A recent survey found that 72 percent of Americans say coconut oil is a "healthy food," but many nutrition experts aren't convinced.
The problem is that coconut oil contains a lot of saturated fat — the kind that is a big risk factor for heart disease, which kills more than 17 million people a year worldwide.
First, let's talk about fat. "In terms of calories, all fats are the same: butter, coconut oil, olive oil. They all have the same number of calories, but they are different in terms of your health," says Mary Donkersloot, a Beverly Hills nutritionist and host of a weekly Web video series called The Smart Eating Show.
Fat is not the enemy of our diets, despite what we were led to believe in the 1990s, when low-fat cookies and ice cream started popping up on the market. (Remember the SnackWell's craze?) Fat helps us feel full longer and stay satisfied. Eating some fat can actually help us snack less and potentially lose weight. But what kind of fat we eat matters — and how much.
In fact, one tablespoon of coconut oil has 12 grams of saturated fat — a big chunk of what is recommended for the whole day, says Donkersloot.
The U.S. government recommends keeping saturated fat below 10 percent of your total daily calories. For some people, that can be as low as 22 grams a day, although the American Heart Association recommends going even lower — more like 13 grams. So just one tablespoon of coconut oil gets you much of the way there. Forget dessert!
The concern about too much saturated fat in our diets is upheld by 50 years of research showing that a diet high in saturated fat is associated with an increased risk of heart attack and stroke, says Alice Lichtenstein, a professor of nutrition science and policy at the Friedman School at Tufts University who also runs the university's Cardiovascular Nutrition Laboratory.
Lichtenstein and her colleagues looked at several studies examining what happens when people replaced saturated fats found in foods like tropical oils and meat with unsaturated fats like those in olive oil, canola oil and flaxseed oil. As they reported in a recent American Heart Association advisory, those studies showed that making the swap was linked with a 30 percent reduction in the risk of cardiovascular disease. That's similar to what people can expect when they take statins, she says. The advisory was published in the journal Circulation.
So why does the idea that coconut oil is somehow good for us persist? No one is really sure.
"Why things like coconut oil somehow slipped under the radar is a little bit unclear, but it's not consistent with any of the recommendations that have occurred over the past 30, 40, 50 years," says Lichtenstein.

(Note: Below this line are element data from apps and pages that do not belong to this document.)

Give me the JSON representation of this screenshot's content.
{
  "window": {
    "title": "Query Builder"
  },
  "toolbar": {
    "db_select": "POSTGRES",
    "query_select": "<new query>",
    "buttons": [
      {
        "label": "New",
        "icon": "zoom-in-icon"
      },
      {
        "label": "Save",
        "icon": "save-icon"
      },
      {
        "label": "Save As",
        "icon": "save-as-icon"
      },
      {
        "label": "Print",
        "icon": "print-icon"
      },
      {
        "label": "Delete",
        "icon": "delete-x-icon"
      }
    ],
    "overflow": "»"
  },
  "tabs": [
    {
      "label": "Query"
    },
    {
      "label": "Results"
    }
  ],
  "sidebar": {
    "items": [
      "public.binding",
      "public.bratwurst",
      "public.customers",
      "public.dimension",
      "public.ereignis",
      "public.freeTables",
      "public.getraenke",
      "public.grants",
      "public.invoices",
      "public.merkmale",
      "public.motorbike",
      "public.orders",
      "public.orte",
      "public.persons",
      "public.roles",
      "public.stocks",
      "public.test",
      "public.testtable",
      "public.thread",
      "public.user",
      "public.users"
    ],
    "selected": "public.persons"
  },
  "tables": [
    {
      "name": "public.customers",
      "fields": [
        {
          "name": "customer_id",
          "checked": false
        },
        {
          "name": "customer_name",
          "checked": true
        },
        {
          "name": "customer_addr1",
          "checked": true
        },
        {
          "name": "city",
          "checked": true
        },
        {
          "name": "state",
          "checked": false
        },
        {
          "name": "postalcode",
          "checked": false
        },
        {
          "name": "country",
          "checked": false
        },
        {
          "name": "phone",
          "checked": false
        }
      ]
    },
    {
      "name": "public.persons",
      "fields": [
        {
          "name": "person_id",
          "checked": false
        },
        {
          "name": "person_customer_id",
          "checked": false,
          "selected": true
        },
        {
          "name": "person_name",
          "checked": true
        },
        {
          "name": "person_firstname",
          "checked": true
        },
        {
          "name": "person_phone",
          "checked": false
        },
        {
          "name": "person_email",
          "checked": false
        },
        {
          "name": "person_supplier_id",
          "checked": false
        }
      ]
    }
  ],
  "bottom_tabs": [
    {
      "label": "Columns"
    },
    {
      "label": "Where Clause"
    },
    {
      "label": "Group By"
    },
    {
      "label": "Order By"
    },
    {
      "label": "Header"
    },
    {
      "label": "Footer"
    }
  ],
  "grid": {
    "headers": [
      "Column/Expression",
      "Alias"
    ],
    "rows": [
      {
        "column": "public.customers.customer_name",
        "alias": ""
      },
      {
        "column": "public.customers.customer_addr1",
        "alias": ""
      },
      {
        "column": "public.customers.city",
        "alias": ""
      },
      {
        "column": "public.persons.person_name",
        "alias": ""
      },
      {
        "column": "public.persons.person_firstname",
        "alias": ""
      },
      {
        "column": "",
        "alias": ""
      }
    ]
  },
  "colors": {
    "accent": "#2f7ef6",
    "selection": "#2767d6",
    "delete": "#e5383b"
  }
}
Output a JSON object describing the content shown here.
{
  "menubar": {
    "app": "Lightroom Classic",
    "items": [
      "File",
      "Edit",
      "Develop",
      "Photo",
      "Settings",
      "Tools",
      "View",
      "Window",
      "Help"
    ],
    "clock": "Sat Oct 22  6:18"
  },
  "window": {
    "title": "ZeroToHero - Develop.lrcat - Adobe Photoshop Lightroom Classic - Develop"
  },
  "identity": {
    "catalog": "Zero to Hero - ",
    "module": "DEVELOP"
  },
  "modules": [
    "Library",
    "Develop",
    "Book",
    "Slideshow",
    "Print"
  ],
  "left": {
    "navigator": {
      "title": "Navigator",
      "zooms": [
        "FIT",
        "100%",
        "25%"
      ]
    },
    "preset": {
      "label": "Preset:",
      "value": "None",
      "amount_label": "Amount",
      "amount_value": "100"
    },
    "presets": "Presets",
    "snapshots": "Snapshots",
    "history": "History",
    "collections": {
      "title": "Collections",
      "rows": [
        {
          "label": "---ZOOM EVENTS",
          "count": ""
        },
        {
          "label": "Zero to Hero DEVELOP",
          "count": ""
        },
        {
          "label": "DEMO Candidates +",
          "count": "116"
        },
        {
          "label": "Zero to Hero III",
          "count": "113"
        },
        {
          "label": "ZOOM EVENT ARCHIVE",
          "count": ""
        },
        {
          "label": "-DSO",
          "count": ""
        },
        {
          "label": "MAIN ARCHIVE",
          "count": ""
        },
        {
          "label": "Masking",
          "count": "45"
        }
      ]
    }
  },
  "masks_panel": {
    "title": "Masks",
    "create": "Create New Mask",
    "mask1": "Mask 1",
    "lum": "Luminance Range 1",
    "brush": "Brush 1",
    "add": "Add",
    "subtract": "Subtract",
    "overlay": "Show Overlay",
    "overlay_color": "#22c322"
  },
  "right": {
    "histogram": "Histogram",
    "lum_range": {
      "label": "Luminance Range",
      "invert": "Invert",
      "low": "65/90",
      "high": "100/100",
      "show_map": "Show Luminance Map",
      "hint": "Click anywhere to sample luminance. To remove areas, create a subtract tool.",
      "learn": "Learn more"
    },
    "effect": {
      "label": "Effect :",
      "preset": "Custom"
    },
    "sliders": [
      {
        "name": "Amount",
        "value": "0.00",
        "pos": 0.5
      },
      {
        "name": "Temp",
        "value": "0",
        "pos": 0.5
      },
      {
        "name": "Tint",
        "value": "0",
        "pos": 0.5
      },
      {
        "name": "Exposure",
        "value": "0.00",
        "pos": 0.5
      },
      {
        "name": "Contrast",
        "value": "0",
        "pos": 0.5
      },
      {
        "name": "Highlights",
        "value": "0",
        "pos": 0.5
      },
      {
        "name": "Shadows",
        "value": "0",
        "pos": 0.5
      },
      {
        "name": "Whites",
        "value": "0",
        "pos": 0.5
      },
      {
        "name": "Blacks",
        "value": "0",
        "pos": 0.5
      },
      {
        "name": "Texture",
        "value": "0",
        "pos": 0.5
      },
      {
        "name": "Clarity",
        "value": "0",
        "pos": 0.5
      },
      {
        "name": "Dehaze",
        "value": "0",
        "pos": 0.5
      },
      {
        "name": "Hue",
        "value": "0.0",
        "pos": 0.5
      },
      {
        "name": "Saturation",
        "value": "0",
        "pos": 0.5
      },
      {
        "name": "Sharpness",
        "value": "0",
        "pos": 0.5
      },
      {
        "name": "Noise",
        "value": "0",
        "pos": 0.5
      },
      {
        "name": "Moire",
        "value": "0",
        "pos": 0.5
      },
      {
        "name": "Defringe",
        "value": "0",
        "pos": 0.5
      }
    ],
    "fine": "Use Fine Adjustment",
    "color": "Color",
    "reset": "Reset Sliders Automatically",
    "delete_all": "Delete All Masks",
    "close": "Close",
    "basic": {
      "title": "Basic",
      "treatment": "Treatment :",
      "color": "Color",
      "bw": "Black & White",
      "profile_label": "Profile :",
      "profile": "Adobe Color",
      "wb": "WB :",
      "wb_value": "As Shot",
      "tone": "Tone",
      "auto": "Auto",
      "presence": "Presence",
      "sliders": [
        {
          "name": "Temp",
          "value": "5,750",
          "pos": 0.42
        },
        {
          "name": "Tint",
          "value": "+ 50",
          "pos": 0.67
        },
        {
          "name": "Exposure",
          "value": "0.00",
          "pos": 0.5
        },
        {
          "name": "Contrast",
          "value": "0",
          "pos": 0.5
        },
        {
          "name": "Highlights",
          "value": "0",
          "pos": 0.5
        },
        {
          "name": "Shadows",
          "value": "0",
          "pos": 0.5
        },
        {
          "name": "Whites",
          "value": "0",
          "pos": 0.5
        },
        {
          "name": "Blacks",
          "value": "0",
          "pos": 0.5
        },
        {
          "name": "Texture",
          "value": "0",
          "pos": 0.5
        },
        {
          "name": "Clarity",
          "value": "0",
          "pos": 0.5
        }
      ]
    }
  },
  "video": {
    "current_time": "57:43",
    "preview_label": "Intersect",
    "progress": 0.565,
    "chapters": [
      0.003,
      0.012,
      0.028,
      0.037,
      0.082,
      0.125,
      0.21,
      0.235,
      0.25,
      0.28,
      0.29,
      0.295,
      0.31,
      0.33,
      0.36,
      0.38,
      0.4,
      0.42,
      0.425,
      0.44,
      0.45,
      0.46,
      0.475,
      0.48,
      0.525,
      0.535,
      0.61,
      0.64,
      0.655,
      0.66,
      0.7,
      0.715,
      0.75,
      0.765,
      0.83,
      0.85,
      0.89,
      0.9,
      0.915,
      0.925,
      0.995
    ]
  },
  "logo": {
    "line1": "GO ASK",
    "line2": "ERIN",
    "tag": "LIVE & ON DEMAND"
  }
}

While some research has linked the main type of saturated fatty acid in coconut oil — lauric acid — to increased levels of HDL, or "good" cholesterol, it still raises LDL cholesterol, or "bad" cholesterol, she notes in the advisory, citing multiple studies.

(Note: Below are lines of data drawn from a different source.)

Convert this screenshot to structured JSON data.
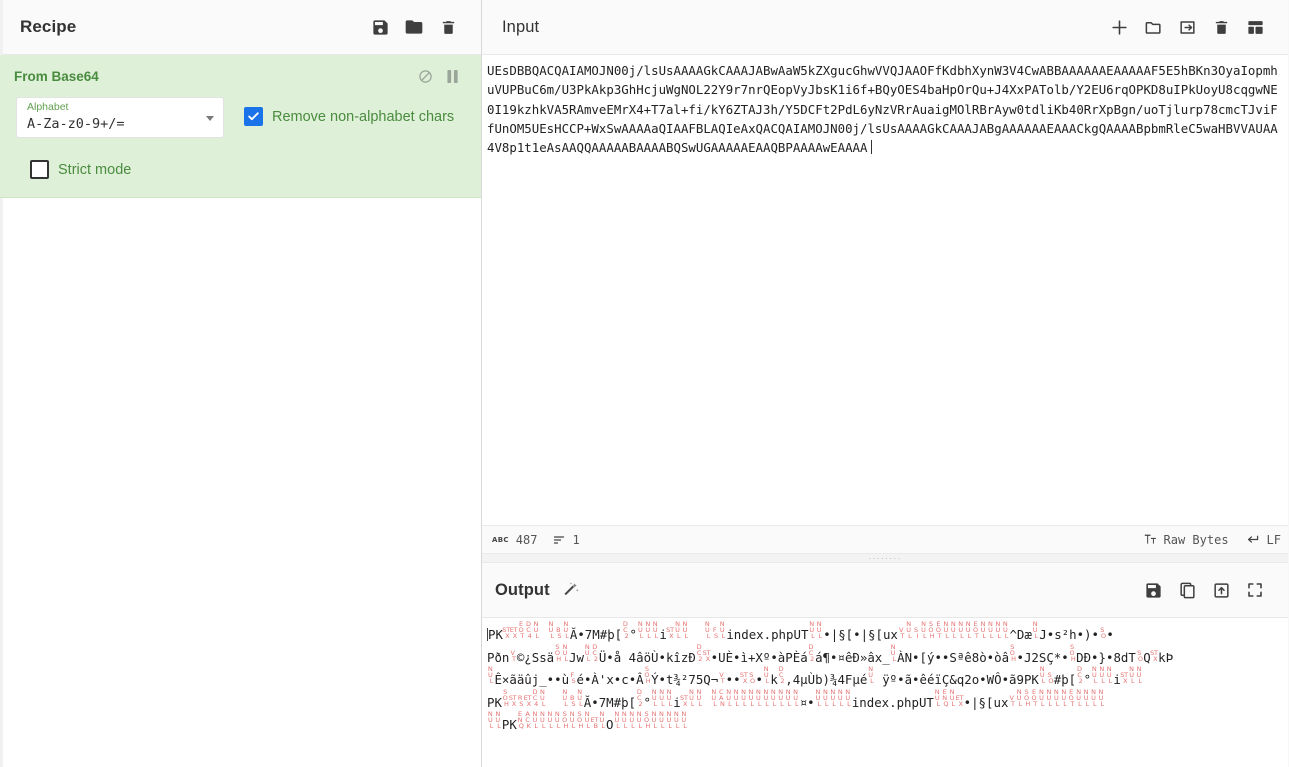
{
  "recipe": {
    "title": "Recipe",
    "icons": [
      {
        "name": "save-recipe-icon",
        "label": "Save recipe"
      },
      {
        "name": "load-recipe-icon",
        "label": "Load recipe"
      },
      {
        "name": "clear-recipe-icon",
        "label": "Clear recipe"
      }
    ],
    "operations": [
      {
        "name": "From Base64",
        "disable_label": "Disable operation",
        "breakpoint_label": "Set breakpoint",
        "args": {
          "alphabet_label": "Alphabet",
          "alphabet_value": "A-Za-z0-9+/=",
          "remove_non_alphabet_label": "Remove non-alphabet chars",
          "remove_non_alphabet_checked": true,
          "strict_mode_label": "Strict mode",
          "strict_mode_checked": false
        }
      }
    ]
  },
  "input": {
    "title": "Input",
    "icons": [
      {
        "name": "add-input-tab-icon",
        "label": "Add a new input tab"
      },
      {
        "name": "open-folder-icon",
        "label": "Open folder as input"
      },
      {
        "name": "open-file-icon",
        "label": "Open file as input"
      },
      {
        "name": "clear-input-icon",
        "label": "Clear input and output"
      },
      {
        "name": "reset-pane-layout-icon",
        "label": "Reset pane layout"
      }
    ],
    "text": "UEsDBBQACQAIAMOJN00j/lsUsAAAAGkCAAAJABwAaW5kZXgucGhwVVQJAAOFfKdbhXynW3V4CwABBAAAAAAEAAAAAF5E5hBKn3OyaIopmhuVUPBuC6m/U3PkAkp3GhHcjuWgNOL22Y9r7nrQEopVyJbsK1i6f+BQyOES4baHpOrQu+J4XxPATolb/Y2EU6rqOPKD8uIPkUoyU8cqgwNE0I19kzhkVA5RAmveEMrX4+T7al+fi/kY6ZTAJ3h/Y5DCFt2PdL6yNzVRrAuaigMOlRBrAyw0tdliKb40RrXpBgn/uoTjlurp78cmcTJviFfUnOM5UEsHCCP+WxSwAAAAaQIAAFBLAQIeAxQACQAIAMOJN00j/lsUsAAAAGkCAAAJABgAAAAAAEAAACkgQAAAABpbmRleC5waHBVVAUAA4V8p1t1eAsAAQQAAAAABAAAABQSwUGAAAAAEAAQBPAAAAwEAAAA",
    "caret": true,
    "status": {
      "length_icon": "character-count-icon",
      "length": "487",
      "lines_icon": "line-count-icon",
      "lines": "1",
      "encoding_icon": "text-format-icon",
      "encoding": "Raw Bytes",
      "line_ending_icon": "line-ending-icon",
      "line_ending": "LF"
    }
  },
  "output": {
    "title": "Output",
    "magic_icon": "magic-wand-icon",
    "icons": [
      {
        "name": "save-output-icon",
        "label": "Save output to file"
      },
      {
        "name": "copy-output-icon",
        "label": "Copy raw output to the clipboard"
      },
      {
        "name": "replace-input-icon",
        "label": "Replace input with output"
      },
      {
        "name": "maximise-output-icon",
        "label": "Maximise output pane"
      }
    ],
    "lines": [
      [
        {
          "t": "caret"
        },
        {
          "t": "txt",
          "v": "PK"
        },
        {
          "t": "cc",
          "v": "STX"
        },
        {
          "t": "cc",
          "v": "ETX"
        },
        {
          "t": "cc",
          "v": "EOT"
        },
        {
          "t": "cc",
          "v": "DC4"
        },
        {
          "t": "cc",
          "v": "NUL"
        },
        {
          "t": "txt",
          "v": " "
        },
        {
          "t": "cc",
          "v": "NUL"
        },
        {
          "t": "cc",
          "v": "BS"
        },
        {
          "t": "cc",
          "v": "NUL"
        },
        {
          "t": "txt",
          "v": "Ă•7M#þ["
        },
        {
          "t": "cc",
          "v": "DC2"
        },
        {
          "t": "txt",
          "v": "°"
        },
        {
          "t": "cc",
          "v": "NUL"
        },
        {
          "t": "cc",
          "v": "NUL"
        },
        {
          "t": "cc",
          "v": "NUL"
        },
        {
          "t": "txt",
          "v": "i"
        },
        {
          "t": "cc",
          "v": "STX"
        },
        {
          "t": "cc",
          "v": "NUL"
        },
        {
          "t": "cc",
          "v": "NUL"
        },
        {
          "t": "txt",
          "v": "  "
        },
        {
          "t": "cc",
          "v": "NUL"
        },
        {
          "t": "cc",
          "v": "FS"
        },
        {
          "t": "cc",
          "v": "NUL"
        },
        {
          "t": "txt",
          "v": "index.phpUT"
        },
        {
          "t": "cc",
          "v": "NUL"
        },
        {
          "t": "cc",
          "v": "NUL"
        },
        {
          "t": "txt",
          "v": "•|§[•|§[ux"
        },
        {
          "t": "cc",
          "v": "VT"
        },
        {
          "t": "cc",
          "v": "NUL"
        },
        {
          "t": "cc",
          "v": "SI"
        },
        {
          "t": "cc",
          "v": "NUL"
        },
        {
          "t": "cc",
          "v": "SOH"
        },
        {
          "t": "cc",
          "v": "EOT"
        },
        {
          "t": "cc",
          "v": "NUL"
        },
        {
          "t": "cc",
          "v": "NUL"
        },
        {
          "t": "cc",
          "v": "NUL"
        },
        {
          "t": "cc",
          "v": "NUL"
        },
        {
          "t": "cc",
          "v": "EOT"
        },
        {
          "t": "cc",
          "v": "NUL"
        },
        {
          "t": "cc",
          "v": "NUL"
        },
        {
          "t": "cc",
          "v": "NUL"
        },
        {
          "t": "cc",
          "v": "NUL"
        },
        {
          "t": "txt",
          "v": "^Dæ"
        },
        {
          "t": "cc",
          "v": "NUL"
        },
        {
          "t": "txt",
          "v": "J•s²h•)•"
        },
        {
          "t": "cc",
          "v": "SO"
        },
        {
          "t": "txt",
          "v": "•"
        }
      ],
      [
        {
          "t": "txt",
          "v": "Pðn"
        },
        {
          "t": "cc",
          "v": "VT"
        },
        {
          "t": "txt",
          "v": "©¿Ssä"
        },
        {
          "t": "cc",
          "v": "SOH"
        },
        {
          "t": "cc",
          "v": "NUL"
        },
        {
          "t": "txt",
          "v": "Jw"
        },
        {
          "t": "cc",
          "v": "NUL"
        },
        {
          "t": "cc",
          "v": "DC2"
        },
        {
          "t": "txt",
          "v": "Ü•å 4âöÙ•kîzÐ"
        },
        {
          "t": "cc",
          "v": "DC2"
        },
        {
          "t": "cc",
          "v": "STX"
        },
        {
          "t": "txt",
          "v": "•UÈ•ì+Xº•àPÈá"
        },
        {
          "t": "cc",
          "v": "DC2"
        },
        {
          "t": "txt",
          "v": "á¶•"
        },
        {
          "t": "txt",
          "v": "¤êÐ»âx_"
        },
        {
          "t": "cc",
          "v": "NUL"
        },
        {
          "t": "txt",
          "v": "ÀN•[ý••Sªê8ò•òâ"
        },
        {
          "t": "cc",
          "v": "SOH"
        },
        {
          "t": "txt",
          "v": "•J2SÇ*•"
        },
        {
          "t": "cc",
          "v": "SOH"
        },
        {
          "t": "txt",
          "v": "DÐ•}•8dT"
        },
        {
          "t": "cc",
          "v": "SO"
        },
        {
          "t": "txt",
          "v": "Q"
        },
        {
          "t": "cc",
          "v": "STX"
        },
        {
          "t": "txt",
          "v": "kÞ"
        }
      ],
      [
        {
          "t": "cc",
          "v": "NUL"
        },
        {
          "t": "txt",
          "v": "Ê×ãäûj_••ù"
        },
        {
          "t": "cc",
          "v": "FS"
        },
        {
          "t": "txt",
          "v": "é•À'x•c•Â"
        },
        {
          "t": "cc",
          "v": "SOH"
        },
        {
          "t": "txt",
          "v": "Ý•t¾²75Q¬"
        },
        {
          "t": "cc",
          "v": "VT"
        },
        {
          "t": "txt",
          "v": "••"
        },
        {
          "t": "cc",
          "v": "STX"
        },
        {
          "t": "cc",
          "v": "SO"
        },
        {
          "t": "txt",
          "v": "•"
        },
        {
          "t": "cc",
          "v": "NUL"
        },
        {
          "t": "txt",
          "v": "k"
        },
        {
          "t": "cc",
          "v": "DC2"
        },
        {
          "t": "txt",
          "v": ",4µÙb)¾4Fµé"
        },
        {
          "t": "cc",
          "v": "NUL"
        },
        {
          "t": "txt",
          "v": " ÿº•ã•êéïÇ&q2o•WÔ•ã9PK"
        },
        {
          "t": "cc",
          "v": "NUL"
        },
        {
          "t": "cc",
          "v": "SO"
        },
        {
          "t": "txt",
          "v": "#þ["
        },
        {
          "t": "cc",
          "v": "DC2"
        },
        {
          "t": "txt",
          "v": "°"
        },
        {
          "t": "cc",
          "v": "NUL"
        },
        {
          "t": "cc",
          "v": "NUL"
        },
        {
          "t": "cc",
          "v": "NUL"
        },
        {
          "t": "txt",
          "v": "i"
        },
        {
          "t": "cc",
          "v": "STX"
        },
        {
          "t": "cc",
          "v": "NUL"
        },
        {
          "t": "cc",
          "v": "NUL"
        }
      ],
      [
        {
          "t": "txt",
          "v": "PK"
        },
        {
          "t": "cc",
          "v": "SOH"
        },
        {
          "t": "cc",
          "v": "STX"
        },
        {
          "t": "cc",
          "v": "RS"
        },
        {
          "t": "cc",
          "v": "ETX"
        },
        {
          "t": "cc",
          "v": "DC4"
        },
        {
          "t": "cc",
          "v": "NUL"
        },
        {
          "t": "txt",
          "v": "  "
        },
        {
          "t": "cc",
          "v": "NUL"
        },
        {
          "t": "cc",
          "v": "BS"
        },
        {
          "t": "cc",
          "v": "NUL"
        },
        {
          "t": "txt",
          "v": "Ă•7M#þ["
        },
        {
          "t": "cc",
          "v": "DC2"
        },
        {
          "t": "txt",
          "v": "°"
        },
        {
          "t": "cc",
          "v": "NUL"
        },
        {
          "t": "cc",
          "v": "NUL"
        },
        {
          "t": "cc",
          "v": "NUL"
        },
        {
          "t": "txt",
          "v": "i"
        },
        {
          "t": "cc",
          "v": "STX"
        },
        {
          "t": "cc",
          "v": "NUL"
        },
        {
          "t": "cc",
          "v": "NUL"
        },
        {
          "t": "txt",
          "v": " "
        },
        {
          "t": "cc",
          "v": "NUL"
        },
        {
          "t": "cc",
          "v": "CAN"
        },
        {
          "t": "cc",
          "v": "NUL"
        },
        {
          "t": "cc",
          "v": "NUL"
        },
        {
          "t": "cc",
          "v": "NUL"
        },
        {
          "t": "cc",
          "v": "NUL"
        },
        {
          "t": "cc",
          "v": "NUL"
        },
        {
          "t": "cc",
          "v": "NUL"
        },
        {
          "t": "cc",
          "v": "NUL"
        },
        {
          "t": "cc",
          "v": "NUL"
        },
        {
          "t": "cc",
          "v": "NUL"
        },
        {
          "t": "cc",
          "v": "NUL"
        },
        {
          "t": "txt",
          "v": "¤•"
        },
        {
          "t": "cc",
          "v": "NUL"
        },
        {
          "t": "cc",
          "v": "NUL"
        },
        {
          "t": "cc",
          "v": "NUL"
        },
        {
          "t": "cc",
          "v": "NUL"
        },
        {
          "t": "cc",
          "v": "NUL"
        },
        {
          "t": "txt",
          "v": "index.phpUT"
        },
        {
          "t": "cc",
          "v": "NUL"
        },
        {
          "t": "cc",
          "v": "ENQ"
        },
        {
          "t": "cc",
          "v": "NUL"
        },
        {
          "t": "cc",
          "v": "ETX"
        },
        {
          "t": "txt",
          "v": "•|§[ux"
        },
        {
          "t": "cc",
          "v": "VT"
        },
        {
          "t": "cc",
          "v": "NUL"
        },
        {
          "t": "cc",
          "v": "SOH"
        },
        {
          "t": "cc",
          "v": "EOT"
        },
        {
          "t": "cc",
          "v": "NUL"
        },
        {
          "t": "cc",
          "v": "NUL"
        },
        {
          "t": "cc",
          "v": "NUL"
        },
        {
          "t": "cc",
          "v": "NUL"
        },
        {
          "t": "cc",
          "v": "EOT"
        },
        {
          "t": "cc",
          "v": "NUL"
        },
        {
          "t": "cc",
          "v": "NUL"
        },
        {
          "t": "cc",
          "v": "NUL"
        },
        {
          "t": "cc",
          "v": "NUL"
        }
      ],
      [
        {
          "t": "cc",
          "v": "NUL"
        },
        {
          "t": "cc",
          "v": "NUL"
        },
        {
          "t": "txt",
          "v": "PK"
        },
        {
          "t": "cc",
          "v": "ENQ"
        },
        {
          "t": "cc",
          "v": "ACK"
        },
        {
          "t": "cc",
          "v": "NUL"
        },
        {
          "t": "cc",
          "v": "NUL"
        },
        {
          "t": "cc",
          "v": "NUL"
        },
        {
          "t": "cc",
          "v": "NUL"
        },
        {
          "t": "cc",
          "v": "SOH"
        },
        {
          "t": "cc",
          "v": "NUL"
        },
        {
          "t": "cc",
          "v": "SOH"
        },
        {
          "t": "cc",
          "v": "NUL"
        },
        {
          "t": "cc",
          "v": "ETB"
        },
        {
          "t": "cc",
          "v": "NUL"
        },
        {
          "t": "txt",
          "v": "O"
        },
        {
          "t": "cc",
          "v": "NUL"
        },
        {
          "t": "cc",
          "v": "NUL"
        },
        {
          "t": "cc",
          "v": "NUL"
        },
        {
          "t": "cc",
          "v": "NUL"
        },
        {
          "t": "cc",
          "v": "SOH"
        },
        {
          "t": "cc",
          "v": "NUL"
        },
        {
          "t": "cc",
          "v": "NUL"
        },
        {
          "t": "cc",
          "v": "NUL"
        },
        {
          "t": "cc",
          "v": "NUL"
        },
        {
          "t": "cc",
          "v": "NUL"
        }
      ]
    ]
  },
  "colors": {
    "accent_green": "#4a8c3f",
    "op_background": "#dff0d8",
    "checkbox_blue": "#1a73e8",
    "control_char_red": "#e04a4a"
  }
}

And while enthusiasts point out that coconut oil is rich in antioxidants, there is little evidence that once the oil is refined, which is how most of us buy it in the store, those properties are retained.

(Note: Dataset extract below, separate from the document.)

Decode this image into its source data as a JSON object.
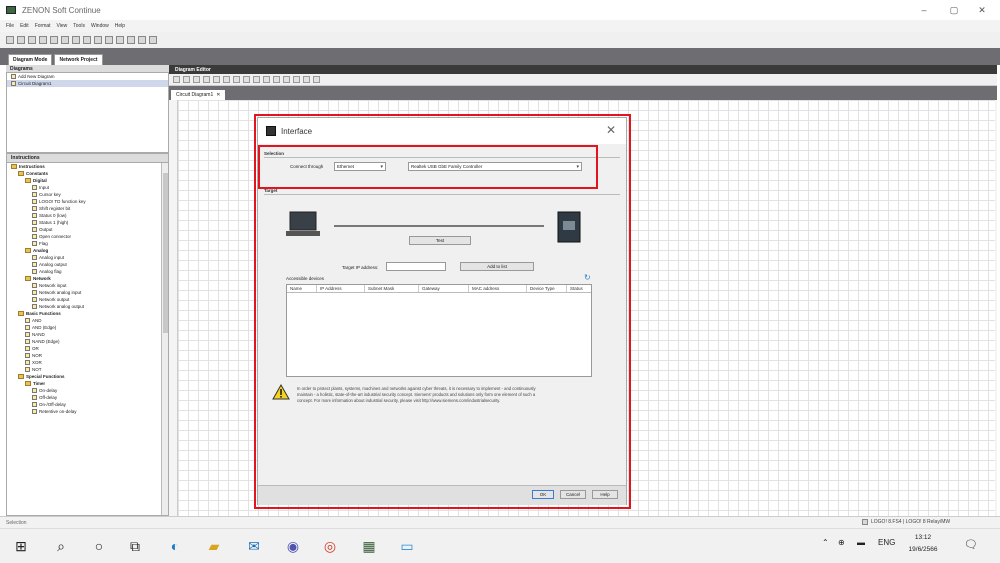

Some research suggesting that saturated fat might be more neutral than previously thought has caused a few to question the American Heart Association and the government's recommendations on saturated fat.
But Lichtenstein and many others are not convinced. She says those studies did not take into account the kinds of foods replacing saturated fats in the diet, and that the saturated fat factor trumps the potential benefits of coconut oil.
So, if you like to cook with coconut oil, that's fine — "once in a while. If you're making Thai, go for it," says Donkersloot.
But don't think of coconut oil as a health elixir. And remember that when it comes to good nutrition, including fats, it's all about balance, Lichtenstein says. And there's more solid evidence behind the healthfulness of other plant-based oils such as extra virgin olive oil.
With the rise in popularity of low-carb diets embracing more fat in recent years, it's no wonder consumers are confused about which fats are best. And most oils contain more than one variety of fat. Iowa State University has a handy chart to help you compare the percentages of fats found in common oils.